[[ Provided material open ]]

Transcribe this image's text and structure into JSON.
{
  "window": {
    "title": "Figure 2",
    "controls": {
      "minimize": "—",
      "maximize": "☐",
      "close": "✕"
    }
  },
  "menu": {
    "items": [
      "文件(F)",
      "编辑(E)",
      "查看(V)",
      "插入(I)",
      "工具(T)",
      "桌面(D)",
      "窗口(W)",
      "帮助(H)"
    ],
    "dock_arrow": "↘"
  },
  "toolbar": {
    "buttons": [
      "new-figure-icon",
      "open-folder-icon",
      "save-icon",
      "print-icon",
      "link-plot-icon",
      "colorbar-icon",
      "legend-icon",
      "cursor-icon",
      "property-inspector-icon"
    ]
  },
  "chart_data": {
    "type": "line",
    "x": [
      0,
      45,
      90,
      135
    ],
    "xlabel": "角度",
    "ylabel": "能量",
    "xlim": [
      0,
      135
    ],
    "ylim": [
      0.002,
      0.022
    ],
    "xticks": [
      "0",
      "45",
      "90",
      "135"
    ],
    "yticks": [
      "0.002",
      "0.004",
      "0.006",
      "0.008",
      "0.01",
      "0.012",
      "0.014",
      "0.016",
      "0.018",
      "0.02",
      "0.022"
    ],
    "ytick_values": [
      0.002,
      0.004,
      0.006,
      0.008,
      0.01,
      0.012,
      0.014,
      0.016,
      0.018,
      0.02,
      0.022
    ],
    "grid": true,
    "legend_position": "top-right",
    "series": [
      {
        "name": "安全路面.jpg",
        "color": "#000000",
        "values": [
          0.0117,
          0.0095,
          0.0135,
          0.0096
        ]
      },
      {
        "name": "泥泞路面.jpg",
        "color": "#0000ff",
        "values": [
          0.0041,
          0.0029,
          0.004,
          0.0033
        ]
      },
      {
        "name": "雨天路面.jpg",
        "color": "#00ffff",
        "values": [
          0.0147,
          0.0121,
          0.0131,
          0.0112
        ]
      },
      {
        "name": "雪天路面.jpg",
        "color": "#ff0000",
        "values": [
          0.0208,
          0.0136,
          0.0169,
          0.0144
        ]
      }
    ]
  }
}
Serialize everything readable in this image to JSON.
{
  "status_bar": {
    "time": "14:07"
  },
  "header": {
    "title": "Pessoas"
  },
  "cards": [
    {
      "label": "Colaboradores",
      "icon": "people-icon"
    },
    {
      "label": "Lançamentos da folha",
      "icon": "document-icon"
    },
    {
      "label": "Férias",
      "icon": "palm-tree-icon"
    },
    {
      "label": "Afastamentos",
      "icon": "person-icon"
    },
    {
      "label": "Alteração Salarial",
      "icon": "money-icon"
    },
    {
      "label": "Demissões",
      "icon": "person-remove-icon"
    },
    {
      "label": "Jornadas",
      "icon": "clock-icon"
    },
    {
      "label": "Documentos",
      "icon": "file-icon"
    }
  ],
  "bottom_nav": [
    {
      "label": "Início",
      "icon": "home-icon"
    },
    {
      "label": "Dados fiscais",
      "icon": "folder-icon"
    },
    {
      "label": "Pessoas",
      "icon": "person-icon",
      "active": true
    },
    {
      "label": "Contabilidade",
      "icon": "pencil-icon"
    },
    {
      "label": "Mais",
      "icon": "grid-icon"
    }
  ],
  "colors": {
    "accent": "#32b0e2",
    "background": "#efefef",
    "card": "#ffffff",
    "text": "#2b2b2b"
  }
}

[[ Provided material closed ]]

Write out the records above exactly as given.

Transcribe this image's text and structure into JSON.
{
  "window": {
    "title": "Figure 2",
    "controls": {
      "minimize": "—",
      "maximize": "☐",
      "close": "✕"
    }
  },
  "menu": {
    "items": [
      "文件(F)",
      "编辑(E)",
      "查看(V)",
      "插入(I)",
      "工具(T)",
      "桌面(D)",
      "窗口(W)",
      "帮助(H)"
    ],
    "dock_arrow": "↘"
  },
  "toolbar": {
    "buttons": [
      "new-figure-icon",
      "open-folder-icon",
      "save-icon",
      "print-icon",
      "link-plot-icon",
      "colorbar-icon",
      "legend-icon",
      "cursor-icon",
      "property-inspector-icon"
    ]
  },
  "chart_data": {
    "type": "line",
    "x": [
      0,
      45,
      90,
      135
    ],
    "xlabel": "角度",
    "ylabel": "能量",
    "xlim": [
      0,
      135
    ],
    "ylim": [
      0.002,
      0.022
    ],
    "xticks": [
      "0",
      "45",
      "90",
      "135"
    ],
    "yticks": [
      "0.002",
      "0.004",
      "0.006",
      "0.008",
      "0.01",
      "0.012",
      "0.014",
      "0.016",
      "0.018",
      "0.02",
      "0.022"
    ],
    "ytick_values": [
      0.002,
      0.004,
      0.006,
      0.008,
      0.01,
      0.012,
      0.014,
      0.016,
      0.018,
      0.02,
      0.022
    ],
    "grid": true,
    "legend_position": "top-right",
    "series": [
      {
        "name": "安全路面.jpg",
        "color": "#000000",
        "values": [
          0.0117,
          0.0095,
          0.0135,
          0.0096
        ]
      },
      {
        "name": "泥泞路面.jpg",
        "color": "#0000ff",
        "values": [
          0.0041,
          0.0029,
          0.004,
          0.0033
        ]
      },
      {
        "name": "雨天路面.jpg",
        "color": "#00ffff",
        "values": [
          0.0147,
          0.0121,
          0.0131,
          0.0112
        ]
      },
      {
        "name": "雪天路面.jpg",
        "color": "#ff0000",
        "values": [
          0.0208,
          0.0136,
          0.0169,
          0.0144
        ]
      }
    ]
  }
}
Serialize everything readable in this image to JSON.
{
  "status_bar": {
    "time": "14:07"
  },
  "header": {
    "title": "Pessoas"
  },
  "cards": [
    {
      "label": "Colaboradores",
      "icon": "people-icon"
    },
    {
      "label": "Lançamentos da folha",
      "icon": "document-icon"
    },
    {
      "label": "Férias",
      "icon": "palm-tree-icon"
    },
    {
      "label": "Afastamentos",
      "icon": "person-icon"
    },
    {
      "label": "Alteração Salarial",
      "icon": "money-icon"
    },
    {
      "label": "Demissões",
      "icon": "person-remove-icon"
    },
    {
      "label": "Jornadas",
      "icon": "clock-icon"
    },
    {
      "label": "Documentos",
      "icon": "file-icon"
    }
  ],
  "bottom_nav": [
    {
      "label": "Início",
      "icon": "home-icon"
    },
    {
      "label": "Dados fiscais",
      "icon": "folder-icon"
    },
    {
      "label": "Pessoas",
      "icon": "person-icon",
      "active": true
    },
    {
      "label": "Contabilidade",
      "icon": "pencil-icon"
    },
    {
      "label": "Mais",
      "icon": "grid-icon"
    }
  ],
  "colors": {
    "accent": "#32b0e2",
    "background": "#efefef",
    "card": "#ffffff",
    "text": "#2b2b2b"
  }
}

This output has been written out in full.